Blammo Electronics’ new Skronk Machine is a more user-friendly Zonk Machine for a new generation of vintage fuzz freaks

Blammo! Electronics Skronk Machine
(Image credit: Blammo! Electronics)

Blammo Electronics has put together something very special for the fuzz pedal aficionado who believes everything sounded better in the ‘60s. It’s called the Skronk Machine, and it is essentially a Zonk Machine with a contemporary refurb to make it a little more user-and-pedalboard friendly.

For any player who spends their day dreaming about fuzzboxes of yore, the John Hornby Skewes Zonk Machine is something of a Holy Grail, the sort of pedal that was only produced between 1965 and ’66 and yet did so much to configure our tastes in fuzz. 

A kissing cousin of the Gary Hurst MK1 Tone Bender, with a three-transistor circuit, original production units are by now museum pieces, in the hands of a few collectors or those players who stepped on them back in the day.

But given that the British Pedal company already has a couple of reproductions on offer, one Vintage Series with the larger wedge-style enclosure, one Compact Series, is there room on our ‘boards for another take on the pedal?
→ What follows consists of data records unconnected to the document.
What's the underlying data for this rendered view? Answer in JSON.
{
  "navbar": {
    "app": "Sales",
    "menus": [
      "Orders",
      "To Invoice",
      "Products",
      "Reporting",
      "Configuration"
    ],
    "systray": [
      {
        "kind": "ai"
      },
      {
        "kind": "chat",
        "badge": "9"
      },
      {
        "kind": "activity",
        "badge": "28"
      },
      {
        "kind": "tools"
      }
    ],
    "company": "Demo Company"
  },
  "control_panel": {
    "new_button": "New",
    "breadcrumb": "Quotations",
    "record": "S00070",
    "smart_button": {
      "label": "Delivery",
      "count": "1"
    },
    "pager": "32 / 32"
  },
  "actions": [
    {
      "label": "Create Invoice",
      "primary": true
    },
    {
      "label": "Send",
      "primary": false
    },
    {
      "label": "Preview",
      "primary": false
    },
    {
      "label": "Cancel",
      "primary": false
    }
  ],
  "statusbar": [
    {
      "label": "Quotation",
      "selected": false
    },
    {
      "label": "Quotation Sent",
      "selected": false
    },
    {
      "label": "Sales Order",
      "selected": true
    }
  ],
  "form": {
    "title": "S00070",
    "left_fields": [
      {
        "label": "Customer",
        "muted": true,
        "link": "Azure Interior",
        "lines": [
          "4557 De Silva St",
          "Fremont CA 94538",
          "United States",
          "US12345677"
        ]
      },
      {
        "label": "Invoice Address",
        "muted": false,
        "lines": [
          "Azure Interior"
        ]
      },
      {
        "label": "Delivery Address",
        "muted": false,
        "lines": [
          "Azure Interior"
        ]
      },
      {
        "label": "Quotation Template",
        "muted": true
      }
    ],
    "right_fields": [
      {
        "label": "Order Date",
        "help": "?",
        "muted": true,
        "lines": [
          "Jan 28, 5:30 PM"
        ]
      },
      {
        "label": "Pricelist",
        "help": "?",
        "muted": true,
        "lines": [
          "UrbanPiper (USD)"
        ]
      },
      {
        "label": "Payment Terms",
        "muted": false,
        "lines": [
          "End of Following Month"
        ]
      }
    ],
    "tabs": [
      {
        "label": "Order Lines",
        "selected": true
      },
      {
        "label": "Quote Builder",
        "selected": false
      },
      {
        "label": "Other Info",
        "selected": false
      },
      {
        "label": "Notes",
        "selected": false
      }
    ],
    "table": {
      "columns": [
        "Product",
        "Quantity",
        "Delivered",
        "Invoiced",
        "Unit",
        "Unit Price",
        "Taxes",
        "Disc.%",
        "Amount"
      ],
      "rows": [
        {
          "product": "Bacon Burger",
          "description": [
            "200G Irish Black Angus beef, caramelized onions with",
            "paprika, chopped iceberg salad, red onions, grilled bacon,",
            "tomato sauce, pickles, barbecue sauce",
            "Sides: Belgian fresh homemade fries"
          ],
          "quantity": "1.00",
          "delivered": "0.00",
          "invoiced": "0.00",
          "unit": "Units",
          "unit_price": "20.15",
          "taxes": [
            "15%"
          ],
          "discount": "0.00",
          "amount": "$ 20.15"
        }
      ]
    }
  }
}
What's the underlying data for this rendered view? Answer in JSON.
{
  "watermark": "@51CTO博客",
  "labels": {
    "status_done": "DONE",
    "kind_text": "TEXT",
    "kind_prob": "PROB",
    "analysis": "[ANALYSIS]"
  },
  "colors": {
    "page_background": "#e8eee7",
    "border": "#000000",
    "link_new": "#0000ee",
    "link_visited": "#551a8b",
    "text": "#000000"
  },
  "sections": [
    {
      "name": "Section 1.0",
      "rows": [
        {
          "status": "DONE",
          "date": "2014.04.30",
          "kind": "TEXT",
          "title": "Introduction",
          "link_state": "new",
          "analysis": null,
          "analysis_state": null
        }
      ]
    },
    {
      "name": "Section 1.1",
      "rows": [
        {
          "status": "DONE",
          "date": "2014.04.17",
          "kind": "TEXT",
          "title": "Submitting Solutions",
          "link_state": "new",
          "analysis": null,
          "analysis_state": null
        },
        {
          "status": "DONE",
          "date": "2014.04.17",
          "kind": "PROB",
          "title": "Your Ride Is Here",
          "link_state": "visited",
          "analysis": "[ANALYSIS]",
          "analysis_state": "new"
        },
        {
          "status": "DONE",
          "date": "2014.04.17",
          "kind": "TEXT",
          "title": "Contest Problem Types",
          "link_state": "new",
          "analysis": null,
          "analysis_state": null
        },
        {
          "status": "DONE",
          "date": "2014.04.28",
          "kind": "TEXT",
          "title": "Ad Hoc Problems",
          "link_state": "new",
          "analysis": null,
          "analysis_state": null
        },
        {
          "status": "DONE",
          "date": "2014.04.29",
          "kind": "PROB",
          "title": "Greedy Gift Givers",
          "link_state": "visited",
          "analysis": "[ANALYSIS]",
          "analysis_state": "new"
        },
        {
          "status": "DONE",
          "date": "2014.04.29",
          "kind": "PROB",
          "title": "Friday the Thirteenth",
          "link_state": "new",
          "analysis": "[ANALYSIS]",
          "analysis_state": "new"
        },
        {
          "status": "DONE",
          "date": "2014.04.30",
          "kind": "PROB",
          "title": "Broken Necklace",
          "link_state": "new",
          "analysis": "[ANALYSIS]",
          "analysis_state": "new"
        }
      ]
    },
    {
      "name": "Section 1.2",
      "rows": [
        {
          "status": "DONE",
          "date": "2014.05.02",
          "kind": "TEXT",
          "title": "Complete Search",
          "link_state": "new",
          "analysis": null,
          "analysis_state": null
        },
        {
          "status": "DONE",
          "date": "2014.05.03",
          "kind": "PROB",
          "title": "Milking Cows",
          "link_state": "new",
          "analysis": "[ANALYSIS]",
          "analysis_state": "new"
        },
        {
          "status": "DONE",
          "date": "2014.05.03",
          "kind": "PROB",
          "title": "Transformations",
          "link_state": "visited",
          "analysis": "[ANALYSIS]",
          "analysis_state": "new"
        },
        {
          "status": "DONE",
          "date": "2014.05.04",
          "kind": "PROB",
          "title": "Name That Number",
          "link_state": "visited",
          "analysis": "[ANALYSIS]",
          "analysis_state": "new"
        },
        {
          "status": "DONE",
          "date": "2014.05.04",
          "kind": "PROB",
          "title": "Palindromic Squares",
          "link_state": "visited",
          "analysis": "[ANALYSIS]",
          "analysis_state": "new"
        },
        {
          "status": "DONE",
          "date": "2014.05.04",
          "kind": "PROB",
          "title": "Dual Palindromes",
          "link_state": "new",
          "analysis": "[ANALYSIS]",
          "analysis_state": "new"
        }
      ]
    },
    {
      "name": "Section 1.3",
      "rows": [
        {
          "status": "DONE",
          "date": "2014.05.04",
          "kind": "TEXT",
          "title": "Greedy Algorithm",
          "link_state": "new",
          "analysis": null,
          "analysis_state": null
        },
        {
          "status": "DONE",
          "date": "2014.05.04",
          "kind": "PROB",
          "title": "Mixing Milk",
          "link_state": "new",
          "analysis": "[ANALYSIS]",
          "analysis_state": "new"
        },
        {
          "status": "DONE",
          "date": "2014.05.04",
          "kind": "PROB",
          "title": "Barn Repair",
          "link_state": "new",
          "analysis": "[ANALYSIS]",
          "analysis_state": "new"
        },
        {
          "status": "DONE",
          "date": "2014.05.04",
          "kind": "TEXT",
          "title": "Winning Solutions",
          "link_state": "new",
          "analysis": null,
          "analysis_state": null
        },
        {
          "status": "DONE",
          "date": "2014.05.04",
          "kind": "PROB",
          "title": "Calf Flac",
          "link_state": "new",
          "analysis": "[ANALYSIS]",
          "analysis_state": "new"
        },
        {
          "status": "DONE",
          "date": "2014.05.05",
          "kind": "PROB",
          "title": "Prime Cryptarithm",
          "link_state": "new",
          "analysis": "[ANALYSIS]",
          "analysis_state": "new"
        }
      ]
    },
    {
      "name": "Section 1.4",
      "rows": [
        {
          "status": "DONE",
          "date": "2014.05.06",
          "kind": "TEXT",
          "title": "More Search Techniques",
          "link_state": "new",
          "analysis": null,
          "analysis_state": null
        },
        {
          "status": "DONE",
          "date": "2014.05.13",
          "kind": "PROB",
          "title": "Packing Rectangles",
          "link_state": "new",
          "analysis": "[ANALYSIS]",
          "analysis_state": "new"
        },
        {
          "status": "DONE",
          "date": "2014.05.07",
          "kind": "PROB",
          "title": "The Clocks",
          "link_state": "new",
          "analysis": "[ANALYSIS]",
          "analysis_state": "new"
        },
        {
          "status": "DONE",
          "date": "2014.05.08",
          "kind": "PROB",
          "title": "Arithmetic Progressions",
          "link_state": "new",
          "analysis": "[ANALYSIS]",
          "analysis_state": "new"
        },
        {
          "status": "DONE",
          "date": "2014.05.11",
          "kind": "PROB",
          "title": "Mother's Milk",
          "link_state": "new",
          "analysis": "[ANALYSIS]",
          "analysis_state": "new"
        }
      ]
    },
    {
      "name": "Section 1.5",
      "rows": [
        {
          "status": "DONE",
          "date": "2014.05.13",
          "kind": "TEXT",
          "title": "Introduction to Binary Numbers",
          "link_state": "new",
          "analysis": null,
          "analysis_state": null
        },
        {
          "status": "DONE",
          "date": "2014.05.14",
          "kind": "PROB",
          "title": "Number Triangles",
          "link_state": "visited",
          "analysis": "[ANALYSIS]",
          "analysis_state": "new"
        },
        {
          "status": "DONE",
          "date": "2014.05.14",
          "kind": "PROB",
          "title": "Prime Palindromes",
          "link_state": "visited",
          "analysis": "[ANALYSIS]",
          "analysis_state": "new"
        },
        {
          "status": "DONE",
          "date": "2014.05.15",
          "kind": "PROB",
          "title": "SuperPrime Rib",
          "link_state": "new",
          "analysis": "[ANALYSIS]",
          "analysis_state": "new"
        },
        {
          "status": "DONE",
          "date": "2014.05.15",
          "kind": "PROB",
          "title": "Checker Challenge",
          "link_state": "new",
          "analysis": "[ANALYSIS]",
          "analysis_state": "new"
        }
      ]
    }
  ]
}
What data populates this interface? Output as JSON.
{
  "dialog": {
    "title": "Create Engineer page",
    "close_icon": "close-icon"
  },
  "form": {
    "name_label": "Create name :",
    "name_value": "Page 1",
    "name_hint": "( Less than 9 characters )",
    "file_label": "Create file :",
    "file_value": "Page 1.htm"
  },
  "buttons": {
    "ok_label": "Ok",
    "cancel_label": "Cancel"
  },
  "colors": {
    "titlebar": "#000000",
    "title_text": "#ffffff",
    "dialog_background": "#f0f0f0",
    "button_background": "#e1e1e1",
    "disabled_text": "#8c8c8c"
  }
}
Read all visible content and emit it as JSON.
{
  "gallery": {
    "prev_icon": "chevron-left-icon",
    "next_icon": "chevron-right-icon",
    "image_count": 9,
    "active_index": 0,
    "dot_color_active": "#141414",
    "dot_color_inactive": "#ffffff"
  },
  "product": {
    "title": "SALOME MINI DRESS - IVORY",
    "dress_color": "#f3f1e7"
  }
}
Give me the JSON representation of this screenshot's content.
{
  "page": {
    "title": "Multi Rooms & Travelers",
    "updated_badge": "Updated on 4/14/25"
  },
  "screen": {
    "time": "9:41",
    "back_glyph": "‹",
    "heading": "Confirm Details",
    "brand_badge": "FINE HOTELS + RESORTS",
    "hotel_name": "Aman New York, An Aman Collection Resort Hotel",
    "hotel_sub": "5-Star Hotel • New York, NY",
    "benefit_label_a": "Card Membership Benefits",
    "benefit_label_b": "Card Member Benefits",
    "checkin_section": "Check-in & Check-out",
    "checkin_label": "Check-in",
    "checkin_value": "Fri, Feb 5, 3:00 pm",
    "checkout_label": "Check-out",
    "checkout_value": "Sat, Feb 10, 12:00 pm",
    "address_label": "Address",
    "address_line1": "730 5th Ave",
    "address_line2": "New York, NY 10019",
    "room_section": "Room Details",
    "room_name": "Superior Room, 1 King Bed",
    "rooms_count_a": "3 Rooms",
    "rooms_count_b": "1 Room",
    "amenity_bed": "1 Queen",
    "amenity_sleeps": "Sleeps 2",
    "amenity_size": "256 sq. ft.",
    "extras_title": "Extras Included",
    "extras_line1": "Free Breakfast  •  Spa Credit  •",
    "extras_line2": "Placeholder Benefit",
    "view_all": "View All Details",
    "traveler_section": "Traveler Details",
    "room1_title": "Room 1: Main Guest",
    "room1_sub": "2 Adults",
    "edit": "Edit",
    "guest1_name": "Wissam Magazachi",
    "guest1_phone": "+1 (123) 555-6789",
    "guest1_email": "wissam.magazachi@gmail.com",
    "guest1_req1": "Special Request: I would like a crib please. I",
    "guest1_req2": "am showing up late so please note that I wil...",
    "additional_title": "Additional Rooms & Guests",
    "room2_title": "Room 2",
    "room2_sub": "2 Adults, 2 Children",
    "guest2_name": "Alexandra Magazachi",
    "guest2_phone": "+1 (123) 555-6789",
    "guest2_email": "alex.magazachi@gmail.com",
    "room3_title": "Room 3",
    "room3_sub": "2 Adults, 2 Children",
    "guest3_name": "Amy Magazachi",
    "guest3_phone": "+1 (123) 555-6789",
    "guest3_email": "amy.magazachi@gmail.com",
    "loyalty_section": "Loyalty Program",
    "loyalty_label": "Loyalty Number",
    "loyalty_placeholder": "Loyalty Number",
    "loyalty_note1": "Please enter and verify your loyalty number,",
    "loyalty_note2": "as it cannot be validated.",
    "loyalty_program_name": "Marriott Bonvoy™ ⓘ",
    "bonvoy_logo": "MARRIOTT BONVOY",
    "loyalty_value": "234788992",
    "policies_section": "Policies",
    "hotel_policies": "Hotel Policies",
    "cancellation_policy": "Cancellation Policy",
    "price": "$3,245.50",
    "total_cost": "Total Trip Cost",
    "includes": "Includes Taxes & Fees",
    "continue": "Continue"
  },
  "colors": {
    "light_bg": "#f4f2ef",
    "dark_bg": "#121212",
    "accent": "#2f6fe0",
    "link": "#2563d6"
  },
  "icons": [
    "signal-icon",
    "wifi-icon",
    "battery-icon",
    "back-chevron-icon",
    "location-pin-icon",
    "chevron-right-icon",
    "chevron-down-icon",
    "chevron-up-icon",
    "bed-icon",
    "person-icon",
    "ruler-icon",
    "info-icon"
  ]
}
Blammo! Electronics Skronk Machine

(Image credit: Blammo! Electronics)

Well, yes, is what Blammo is saying, and its Skronk Machine is both an exercise in refinement and a love letter to the original. And there are some key differences that might make you choose a Skronk over a Zonk.

For starters, it is in a smaller housing, with jacks relocated to the top of the unit, which is all good news for those nursing an already overcrowded ‘board. The Skronk Machine has a no-click relay switch that can be used in momentary or latching mode, and remembers the last setting so that when you power it up again its still in that mode.

Perhaps the biggest differences are in the circuit itself. The Zonk Machine was a notoriously bright-sounding fuzz, which is part of its charm. It had a more puckish treble than the Tone Bender, and as Blammo says, “more sustain and bite” than the Maestro FZ-1.

All of which could be a little uncompromising, depending on how bright your electric guitar is, so Blammo has added a passive tone control to take roll some of that high-end out to taste. The NOS germanium MP38a transistors have been selected so they handle power better, with each biased and checked on the circuit to make sure their consistent.

The pedal is true bypass. A blue LED illuminates when it is active. And just like the original, the graphics are cool. The Skronk Machine is priced $169 and is available now. See Blammo Electronics for more details.

Jonathan Horsley

Jonathan Horsley has been writing about guitars and guitar culture since 2005, playing them since 1990, and regularly contributes to MusicRadar, Total Guitar and Guitar World. He uses Jazz III nylon picks, 10s during the week, 9s at the weekend, and shamefully still struggles with rhythm figure one of Van Halen’s Panama.